It is a completely new experience to actually see your friends, colleagues and contacts type in and change content in real time. No other application apart from a few client-side chat tools currently offers such a service via a web interface. If you’re a tech geek, you’ll love that part of Google Wave. It is a powerful innovation when it comes to real-time communication and collaboration. It is competing with the well-known comforts of email, wikis and chat, but in a lot of use cases, I think Wave will win.
Brainstorming, early concept creation and discussion is what I see Google Wave being used for extensively in the near future. It can also serve as a multi-user note-taking platform for meetings and sessions in your company or university. If you want to organize an event collaboratively, Google Wave will most likely replace wikis. That’s a punch in the gut for all creators of wiki software. These are just the most obvious uses. As more people use Google Wave and become comfortable with it, they will begin using it in entirely new ways. The real-time communications it makes possible will override its weak points because of the greater efficiency it allows for any group trying to work together.

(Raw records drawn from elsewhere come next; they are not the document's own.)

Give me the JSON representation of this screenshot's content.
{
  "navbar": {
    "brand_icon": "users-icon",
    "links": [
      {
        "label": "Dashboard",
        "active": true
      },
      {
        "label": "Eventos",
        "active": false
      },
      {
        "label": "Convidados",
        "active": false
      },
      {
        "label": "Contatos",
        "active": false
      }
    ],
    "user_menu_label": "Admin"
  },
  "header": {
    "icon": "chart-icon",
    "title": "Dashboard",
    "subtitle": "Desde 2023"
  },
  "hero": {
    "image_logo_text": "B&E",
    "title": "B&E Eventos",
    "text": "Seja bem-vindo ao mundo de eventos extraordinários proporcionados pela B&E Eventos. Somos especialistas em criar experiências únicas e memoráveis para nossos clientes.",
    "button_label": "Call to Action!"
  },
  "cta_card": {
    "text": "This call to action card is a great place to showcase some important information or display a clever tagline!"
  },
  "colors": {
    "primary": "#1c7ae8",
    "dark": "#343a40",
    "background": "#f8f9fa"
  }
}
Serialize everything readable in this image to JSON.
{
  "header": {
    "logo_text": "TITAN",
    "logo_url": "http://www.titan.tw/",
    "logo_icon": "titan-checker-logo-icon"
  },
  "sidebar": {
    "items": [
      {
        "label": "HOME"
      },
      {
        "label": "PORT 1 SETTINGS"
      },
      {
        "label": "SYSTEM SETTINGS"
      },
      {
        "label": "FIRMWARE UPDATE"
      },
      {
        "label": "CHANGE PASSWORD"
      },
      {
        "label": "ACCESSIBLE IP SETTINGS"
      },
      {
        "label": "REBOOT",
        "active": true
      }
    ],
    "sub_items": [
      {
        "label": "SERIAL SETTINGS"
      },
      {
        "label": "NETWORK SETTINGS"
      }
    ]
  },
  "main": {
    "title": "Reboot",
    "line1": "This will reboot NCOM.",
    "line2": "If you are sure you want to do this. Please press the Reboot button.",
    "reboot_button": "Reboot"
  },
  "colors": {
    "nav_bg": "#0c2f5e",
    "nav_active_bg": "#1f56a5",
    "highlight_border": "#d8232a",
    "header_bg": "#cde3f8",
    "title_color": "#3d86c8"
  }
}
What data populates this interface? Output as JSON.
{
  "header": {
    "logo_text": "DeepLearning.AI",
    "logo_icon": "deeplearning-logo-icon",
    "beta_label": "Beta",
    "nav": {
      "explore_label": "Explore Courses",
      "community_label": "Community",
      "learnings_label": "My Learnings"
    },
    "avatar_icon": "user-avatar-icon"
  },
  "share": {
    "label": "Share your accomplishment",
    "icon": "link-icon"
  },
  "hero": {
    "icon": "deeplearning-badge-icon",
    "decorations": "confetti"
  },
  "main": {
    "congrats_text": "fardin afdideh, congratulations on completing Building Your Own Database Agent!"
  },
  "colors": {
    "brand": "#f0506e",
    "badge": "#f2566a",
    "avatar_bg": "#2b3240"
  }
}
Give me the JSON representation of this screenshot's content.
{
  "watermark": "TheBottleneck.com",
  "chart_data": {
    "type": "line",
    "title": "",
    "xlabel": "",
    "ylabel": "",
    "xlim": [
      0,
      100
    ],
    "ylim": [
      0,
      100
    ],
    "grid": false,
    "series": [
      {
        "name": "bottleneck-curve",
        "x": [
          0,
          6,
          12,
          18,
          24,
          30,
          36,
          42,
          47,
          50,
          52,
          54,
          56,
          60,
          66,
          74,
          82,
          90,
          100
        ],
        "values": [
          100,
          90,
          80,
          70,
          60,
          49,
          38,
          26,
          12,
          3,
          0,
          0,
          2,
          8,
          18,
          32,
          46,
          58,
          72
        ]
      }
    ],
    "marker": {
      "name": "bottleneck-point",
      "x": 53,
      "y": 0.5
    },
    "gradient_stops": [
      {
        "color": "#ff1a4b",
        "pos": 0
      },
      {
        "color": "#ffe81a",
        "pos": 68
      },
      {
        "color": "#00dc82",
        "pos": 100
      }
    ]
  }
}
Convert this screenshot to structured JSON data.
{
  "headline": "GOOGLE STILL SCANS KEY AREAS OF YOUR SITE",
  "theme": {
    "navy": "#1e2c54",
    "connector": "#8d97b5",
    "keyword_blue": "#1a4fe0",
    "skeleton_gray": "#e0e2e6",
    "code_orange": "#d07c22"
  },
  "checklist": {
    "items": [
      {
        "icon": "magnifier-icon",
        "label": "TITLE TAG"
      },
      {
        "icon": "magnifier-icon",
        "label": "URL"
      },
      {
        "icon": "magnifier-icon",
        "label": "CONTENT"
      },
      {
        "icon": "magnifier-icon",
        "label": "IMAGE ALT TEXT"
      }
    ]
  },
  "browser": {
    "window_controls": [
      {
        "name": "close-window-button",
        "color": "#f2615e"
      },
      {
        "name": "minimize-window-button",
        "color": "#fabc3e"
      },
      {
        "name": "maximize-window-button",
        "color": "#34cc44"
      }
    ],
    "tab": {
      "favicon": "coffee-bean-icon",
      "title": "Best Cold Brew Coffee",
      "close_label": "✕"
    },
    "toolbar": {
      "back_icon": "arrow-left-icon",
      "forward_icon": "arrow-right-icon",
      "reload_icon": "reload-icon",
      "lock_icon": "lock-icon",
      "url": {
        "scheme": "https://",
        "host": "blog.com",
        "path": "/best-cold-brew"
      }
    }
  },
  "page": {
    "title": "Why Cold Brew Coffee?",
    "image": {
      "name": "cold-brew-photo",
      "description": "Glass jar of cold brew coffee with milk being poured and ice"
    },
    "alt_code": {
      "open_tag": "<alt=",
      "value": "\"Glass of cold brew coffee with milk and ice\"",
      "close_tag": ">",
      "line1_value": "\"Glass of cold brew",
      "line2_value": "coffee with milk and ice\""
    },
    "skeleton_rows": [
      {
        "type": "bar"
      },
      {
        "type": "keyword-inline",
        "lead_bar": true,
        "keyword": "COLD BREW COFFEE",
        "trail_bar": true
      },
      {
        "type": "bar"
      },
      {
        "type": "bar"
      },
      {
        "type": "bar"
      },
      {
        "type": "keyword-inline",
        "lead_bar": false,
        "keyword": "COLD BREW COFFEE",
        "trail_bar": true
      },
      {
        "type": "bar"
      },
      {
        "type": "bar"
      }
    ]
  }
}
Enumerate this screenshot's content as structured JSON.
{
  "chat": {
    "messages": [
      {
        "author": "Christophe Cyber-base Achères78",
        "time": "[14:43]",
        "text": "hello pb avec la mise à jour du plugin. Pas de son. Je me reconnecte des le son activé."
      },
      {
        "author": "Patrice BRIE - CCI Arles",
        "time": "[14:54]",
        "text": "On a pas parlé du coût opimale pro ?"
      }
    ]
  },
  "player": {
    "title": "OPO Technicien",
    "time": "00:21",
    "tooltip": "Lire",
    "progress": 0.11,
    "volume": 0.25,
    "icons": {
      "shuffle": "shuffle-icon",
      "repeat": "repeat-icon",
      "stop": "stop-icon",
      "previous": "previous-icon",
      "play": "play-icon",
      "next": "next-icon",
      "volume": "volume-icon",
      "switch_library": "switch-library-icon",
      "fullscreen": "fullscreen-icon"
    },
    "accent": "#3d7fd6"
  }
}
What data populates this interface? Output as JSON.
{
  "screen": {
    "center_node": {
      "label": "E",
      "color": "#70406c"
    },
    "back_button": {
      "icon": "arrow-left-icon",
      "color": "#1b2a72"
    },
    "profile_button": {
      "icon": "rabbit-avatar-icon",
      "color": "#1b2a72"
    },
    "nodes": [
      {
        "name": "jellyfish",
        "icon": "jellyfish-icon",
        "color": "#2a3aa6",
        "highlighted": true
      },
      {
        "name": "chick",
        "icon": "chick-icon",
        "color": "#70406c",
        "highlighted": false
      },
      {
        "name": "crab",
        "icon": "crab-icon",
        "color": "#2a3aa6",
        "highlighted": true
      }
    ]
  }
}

The biggest downside is there are no means of monitoring waves. This is Google Wave’s biggest weakness. I don’t get an email, G-voice alert, or any other notification in the communication systems I already use today when there is new activity in a wave.
If you need a Wave invite so you can try it out, call, email or leave comment and I will hook you up.